Do you know what is in your water? Is it safe to drink? On the heels of the Flint water crisis, these questions are top of mind for homeowners across the city as well as the entire country.
Tony Erdman, home inspector and owner of First Home Inspections in Grand Blanc, conducts more than 700 home inspections annually, and most include water testing.
In fact, he tested the water in 400 homes in the city of Flint, and fortunately, all but two had lead-free water.
What happened in the city of Flint can happen anywhere, Erdman reports. If buying or selling a home, part of your home inspection should include water testing. A home inspector like Erdman will come to your home, take a water sample and ship it off to a state-certified lab for testing. Results are sent back to the inspector, who in turn passes the results to the homeowner, buyer or realtor. Erdman tests for E. coli, Coliform (bacteria), nitrates, nitrites, lead, arsenic and other contaminants.
Erdman also recommends homeowners have their well tested. In the city of Flint, homes with wells were not affected by the water crisis; however, it still is a good idea to have your well water checked for contaminants. You want to know what is in the water you and your family are drinking and using. Arsenic is the biggest concern in well water, and it is prevalent in southeastern Michigan, according to the Environmental Protection Agency.
Unfortunately, most contaminants have no taste, odor or color. You won’t know by drinking your water if anything is wrong with it. In addition, most contaminations happen over time.
Would a Filtration System Help?
Filtration systems often are a good idea, Erdman says. Buyers have hundreds of choices; however, no single system will correct every water problem, Erdman points out. If your water needs treatment, it should be treated for your specific problem. Every layer of filtration is one more place for bacteria to collect. Once you have an effective filtration system, remember, it requires maintenance and should be tested from time to time to ensure it continues to function effectively.
You can test your own water by purchasing a water test kit, but these are limited in their capabilities. The best bet if you are concerned about the quality of your water is to find a reputable independent lab.
Erdman also notes that the quality of a water source may change over time, sometimes suddenly. Many changes can go unnoticed as the water may look, smell and taste the same as it always did. That is why monitoring your water quality every few years is an important step every homeowner should take.
Should We Switch to Bottled Water?
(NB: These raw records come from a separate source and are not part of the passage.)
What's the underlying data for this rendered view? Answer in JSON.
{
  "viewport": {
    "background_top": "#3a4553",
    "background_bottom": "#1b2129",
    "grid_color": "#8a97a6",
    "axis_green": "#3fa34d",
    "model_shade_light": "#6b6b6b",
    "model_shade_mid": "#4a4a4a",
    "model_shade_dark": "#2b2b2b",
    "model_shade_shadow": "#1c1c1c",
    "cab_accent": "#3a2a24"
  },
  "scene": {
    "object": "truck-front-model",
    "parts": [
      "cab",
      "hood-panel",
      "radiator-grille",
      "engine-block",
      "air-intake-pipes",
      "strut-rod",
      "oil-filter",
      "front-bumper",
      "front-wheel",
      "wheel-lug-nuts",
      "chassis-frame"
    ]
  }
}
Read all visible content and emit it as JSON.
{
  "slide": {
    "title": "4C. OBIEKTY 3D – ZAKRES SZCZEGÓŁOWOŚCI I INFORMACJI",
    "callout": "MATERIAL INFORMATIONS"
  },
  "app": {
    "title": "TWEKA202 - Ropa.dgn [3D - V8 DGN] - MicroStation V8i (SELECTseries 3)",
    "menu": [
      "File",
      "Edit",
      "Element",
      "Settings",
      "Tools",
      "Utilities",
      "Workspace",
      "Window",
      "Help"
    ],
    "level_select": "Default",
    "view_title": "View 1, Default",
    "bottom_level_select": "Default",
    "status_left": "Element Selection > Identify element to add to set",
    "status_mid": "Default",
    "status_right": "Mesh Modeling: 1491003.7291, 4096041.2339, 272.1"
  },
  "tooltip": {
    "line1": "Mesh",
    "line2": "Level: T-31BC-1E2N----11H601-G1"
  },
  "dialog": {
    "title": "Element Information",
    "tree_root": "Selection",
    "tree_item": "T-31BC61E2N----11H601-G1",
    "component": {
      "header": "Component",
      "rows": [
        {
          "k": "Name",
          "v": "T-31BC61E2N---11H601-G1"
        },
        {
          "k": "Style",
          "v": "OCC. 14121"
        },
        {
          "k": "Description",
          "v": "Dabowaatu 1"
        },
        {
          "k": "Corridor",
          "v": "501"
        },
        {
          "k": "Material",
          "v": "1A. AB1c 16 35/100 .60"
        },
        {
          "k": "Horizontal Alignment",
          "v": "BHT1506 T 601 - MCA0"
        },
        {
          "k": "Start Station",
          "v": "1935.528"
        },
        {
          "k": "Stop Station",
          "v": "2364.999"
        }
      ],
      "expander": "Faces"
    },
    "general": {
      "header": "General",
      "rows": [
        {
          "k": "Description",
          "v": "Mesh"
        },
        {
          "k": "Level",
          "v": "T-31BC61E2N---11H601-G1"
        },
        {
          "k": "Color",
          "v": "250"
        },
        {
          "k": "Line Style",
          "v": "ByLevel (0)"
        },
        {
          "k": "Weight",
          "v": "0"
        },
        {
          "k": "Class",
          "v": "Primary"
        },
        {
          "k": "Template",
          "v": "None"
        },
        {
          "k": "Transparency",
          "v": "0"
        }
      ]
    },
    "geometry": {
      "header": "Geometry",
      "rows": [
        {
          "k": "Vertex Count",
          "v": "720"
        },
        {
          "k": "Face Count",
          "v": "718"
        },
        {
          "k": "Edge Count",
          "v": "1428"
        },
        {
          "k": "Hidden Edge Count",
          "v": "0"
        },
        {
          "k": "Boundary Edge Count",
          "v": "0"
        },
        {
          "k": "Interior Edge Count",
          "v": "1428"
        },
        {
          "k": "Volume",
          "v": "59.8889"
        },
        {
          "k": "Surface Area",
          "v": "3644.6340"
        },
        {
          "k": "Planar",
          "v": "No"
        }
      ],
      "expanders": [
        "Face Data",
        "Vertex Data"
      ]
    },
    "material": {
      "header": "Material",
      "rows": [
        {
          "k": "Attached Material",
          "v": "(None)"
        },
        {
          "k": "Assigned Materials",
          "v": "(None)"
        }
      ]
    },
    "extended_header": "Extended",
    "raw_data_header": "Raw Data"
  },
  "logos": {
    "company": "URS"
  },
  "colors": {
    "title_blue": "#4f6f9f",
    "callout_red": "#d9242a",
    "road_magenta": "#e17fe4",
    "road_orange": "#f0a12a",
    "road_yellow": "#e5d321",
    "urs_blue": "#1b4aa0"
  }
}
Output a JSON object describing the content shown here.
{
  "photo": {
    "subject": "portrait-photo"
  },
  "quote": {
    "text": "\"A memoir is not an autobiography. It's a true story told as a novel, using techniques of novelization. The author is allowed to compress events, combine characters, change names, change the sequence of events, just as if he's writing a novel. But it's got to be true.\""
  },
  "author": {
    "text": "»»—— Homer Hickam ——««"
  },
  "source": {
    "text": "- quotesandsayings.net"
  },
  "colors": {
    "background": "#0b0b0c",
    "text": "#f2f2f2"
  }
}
Bottled water is not safer than tap water, and it costs so much more. Bottled water also has a huge environmental impact. Americans consume 50 billion bottles of water yearly, and most of these bottles end up in landfills.
YOU CAN LEARN MORE AND SCHEDULE YOUR WATER TEST BY CALLING TONY ERDMAN AT 810-691-3611.